= Work request =
Beginning with the first line below, output every record verbatim and leave out the images.

+++++

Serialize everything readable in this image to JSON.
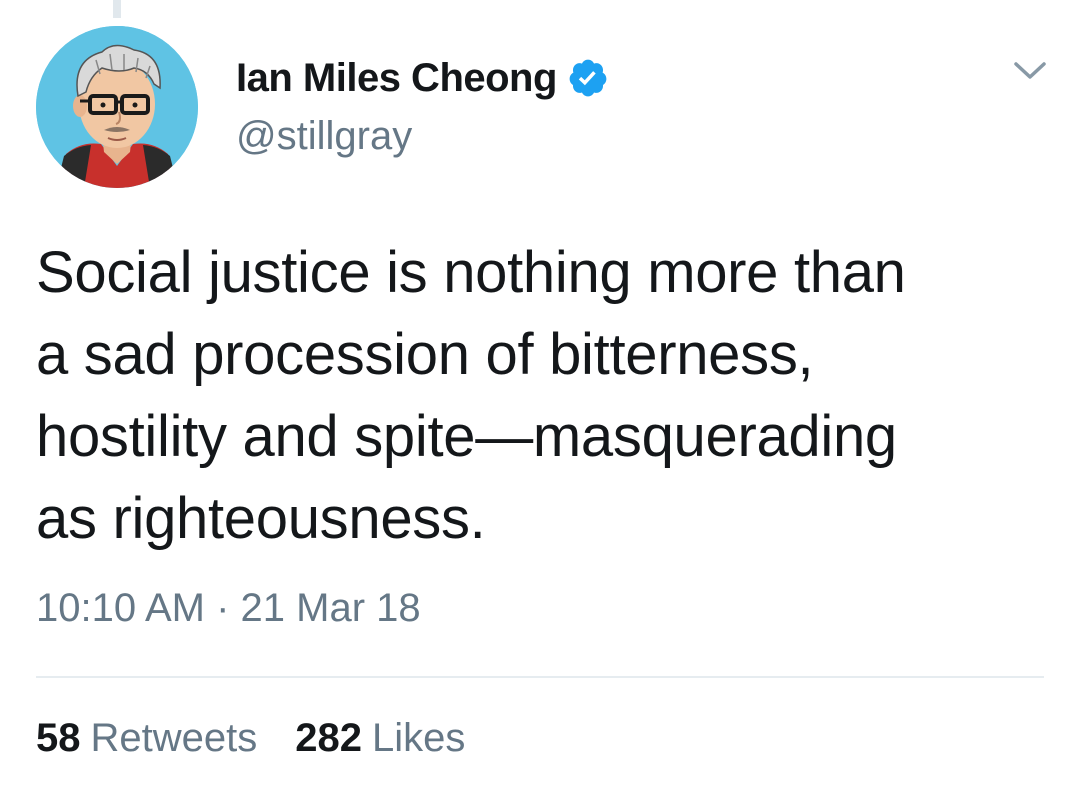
{
  "tweet": {
    "author": {
      "display_name": "Ian Miles Cheong",
      "handle": "@stillgray",
      "verified": true,
      "avatar_icon": "cartoon-avatar-icon"
    },
    "text_lines": [
      "Social justice is nothing more than",
      "a sad procession of bitterness,",
      "hostility and spite—masquerading",
      "as righteousness."
    ],
    "timestamp": "10:10 AM · 21 Mar 18",
    "stats": {
      "retweets_count": "58",
      "retweets_label": "Retweets",
      "likes_count": "282",
      "likes_label": "Likes"
    }
  },
  "icons": {
    "verified": "verified-badge-icon",
    "menu": "chevron-down-icon"
  },
  "colors": {
    "text_primary": "#14171a",
    "text_secondary": "#657786",
    "verified_blue": "#1da1f2",
    "divider": "#e6ecf0",
    "avatar_background": "#5fc3e4"
  }
}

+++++

= Your solution =
Serialize everything readable in this image to JSON.
{
  "tweet": {
    "author": {
      "display_name": "Ian Miles Cheong",
      "handle": "@stillgray",
      "verified": true,
      "avatar_icon": "cartoon-avatar-icon"
    },
    "text_lines": [
      "Social justice is nothing more than",
      "a sad procession of bitterness,",
      "hostility and spite—masquerading",
      "as righteousness."
    ],
    "timestamp": "10:10 AM · 21 Mar 18",
    "stats": {
      "retweets_count": "58",
      "retweets_label": "Retweets",
      "likes_count": "282",
      "likes_label": "Likes"
    }
  },
  "icons": {
    "verified": "verified-badge-icon",
    "menu": "chevron-down-icon"
  },
  "colors": {
    "text_primary": "#14171a",
    "text_secondary": "#657786",
    "verified_blue": "#1da1f2",
    "divider": "#e6ecf0",
    "avatar_background": "#5fc3e4"
  }
}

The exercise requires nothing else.